And now for something completely different. I thought it would make a nice change to share some stand-out modern Chinese bands/artists I have come across - and inviting people who are more familiar with it to share some of their own.
First, a disclaimer: I am looking at a relatively narrow but very vibrant section of modern Chinese music - rock'n'roll, alt-rock, indie, punk (both "underground" and artists with more mainstream exposure). This was basically a question of my own musical taste and interest, and I am sure there are many interesting developments taking place in other genres.
Furthermore, I am only looking at music since the 1980s - here is a timeline of significant artists from earlier periods.
Here is a sample of the lyrics - the song is below:
For a long time I kept on asking
When will you come with me
But all you do is laugh at me
For I have nothing to my name
I want to give you my dreams
To give you my liberty too
But all you do is laugh at me
For I having to my name.
In the aftermath of the killings at Tianenmen, Cui became famous for wearing a red strip of cloth across his eyes at performances - supposedly a challenge to his fellow nationals not to turn a blind eye to what had happened.
Here he is giving a performance with his trusted trumpet, showing signs of increasing New Wave influences.
At the same time, other Chinese bands began making a name for themselves including metal bands like Tang Dynasty and Hei Bao (Black Panther). Here is one of Hei Bao's easier listens from 1992:
According to de Kloet, the mid-1990s saw a transition in China from the liumang generation, with their sincere if simplistic political stance, to the Dakou generation, with more cynical, sarcastic and barbed attitudes to politics. But this generation also witnessed the flourishing of a far more diverse and experimental underground scene (dixia yinyue).
The Dakou generation are named after the cut Western CDs that flooded into China in the 1990s, under the radar of state censors, and provided many Chinese enthusiasts with their first exposure to all manner of foreign genres and spawned indigenous movements.
This is how de Kloet describes the importance of Dakou:
Here is an example of China's punk scene - a band called Brain Failure, giving a characteristically intense performance at New York's legendary CBGB:
Here is a 2001 documentary called Made in China which features interviews with Brain Failure as well as other seminal underground artists and musicians in China's youth culture.
De Kloet raises an important point about the consciousness in the yaogun scene that they are regarded as playing "catch-up" to the West, and their desire to make music that is unique. This impulse leads in two directions: on the one hand, commercial pressure to heavily emphasise "Chineseness" and traditional themes - "localisation through sinification is adopted to avoid the charge of copying" - and on the other, a search for a sound that is unique at a deeper level.
Here is a Snapline track. I think I can hear echoes of Wire in it.

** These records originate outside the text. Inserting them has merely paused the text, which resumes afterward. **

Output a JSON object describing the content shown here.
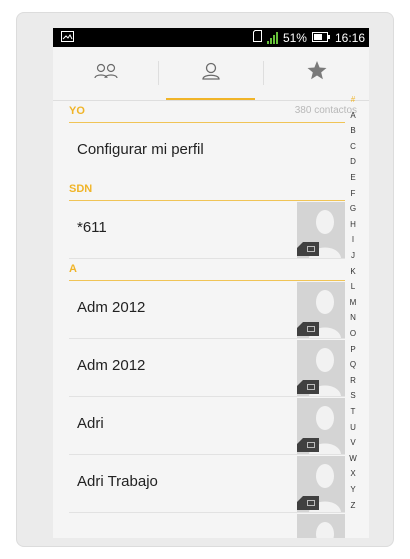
{
  "status_bar": {
    "battery": "51%",
    "time": "16:16"
  },
  "tabs": [
    {
      "icon": "groups-icon"
    },
    {
      "icon": "contact-person-icon"
    },
    {
      "icon": "star-icon"
    }
  ],
  "sections": [
    {
      "label": "YO",
      "count": "380 contactos"
    },
    {
      "label": "SDN"
    },
    {
      "label": "A"
    }
  ],
  "profile_row": {
    "label": "Configurar mi perfil"
  },
  "contacts": [
    {
      "name": "*611"
    },
    {
      "name": "Adm 2012"
    },
    {
      "name": "Adm 2012"
    },
    {
      "name": "Adri"
    },
    {
      "name": "Adri Trabajo"
    }
  ],
  "alphabet": [
    "#",
    "A",
    "B",
    "C",
    "D",
    "E",
    "F",
    "G",
    "H",
    "I",
    "J",
    "K",
    "L",
    "M",
    "N",
    "O",
    "P",
    "Q",
    "R",
    "S",
    "T",
    "U",
    "V",
    "W",
    "X",
    "Y",
    "Z"
  ],
  "colors": {
    "accent": "#f0b428",
    "signal": "#67c23a"
  }
}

Here is a trailer for a new documentary film by Andrew Field called Down: Indie Rock in the PRC (named after a SUBS song). All of the bands featured in the trailer are worth checking out, and I have included most of them further down. One such band that has attained recognition is the indie rock outfit PK-14, who formed in 1997. Here they are playing in New York:
Guang Chang ('Square') from their 2005 debut sees the band sailing close to the political limits of subjects deemed suitable for songs. It is based on Zhang's experience of being detained by police who thought he and his friends looked suspicious mulling around Tianenmen Square one morning. But with lyrics like "this is a square without hope", the song manages to be just ambiguous enough - is it about the hope of the nation, or of those who had invested their hopes in the protests? - to pass.
This limited freedom has allowed many Chinese indie rock bands to develop dedicated fanbases. They include Hedgehog (Ciwei), who emerged in the mid-2000s and found success with upbeat tunes and cheerily nonsensical lyrics.
One of my favourite bands to come out of China is My Little Airport.
The group formed in 2001 in Hong Kong, and specialise in making their own brand of blissful, bleepy, highly catchy indie-pop (nevertheless, enjoying greater freedoms than on the mainland, they have penned songs with increasingly political lyrics, such as "Donald Tsang, please die" - their most recent album is called Hong Kong is One Big Shopping Mall).
Then there is the minimalist experimental sound of Lonely China Day, who have blended elements of traditional Chinese music with bare, punctuated effects, to create music that is often compared with Sigur Ros.
Here is an interview with SUBS, interspersed with footage of their raucous stage presence. I was a convert as soon as the frontwoman Kang Mao described her inspiration: "The Pixies - for me they are like gods", and then explained that the band were out to use yaogun to destroy the superficial "subversiveness" of "hipsters" in the West.
Staying true to their underground ethos, the band told Reuters in an interview that they mostly played in bars and rehearsed in a nine-square-metre space. It was a "good night" if they made $37.50.
Here they are on what I hope was a good night in Shanghai, 2009: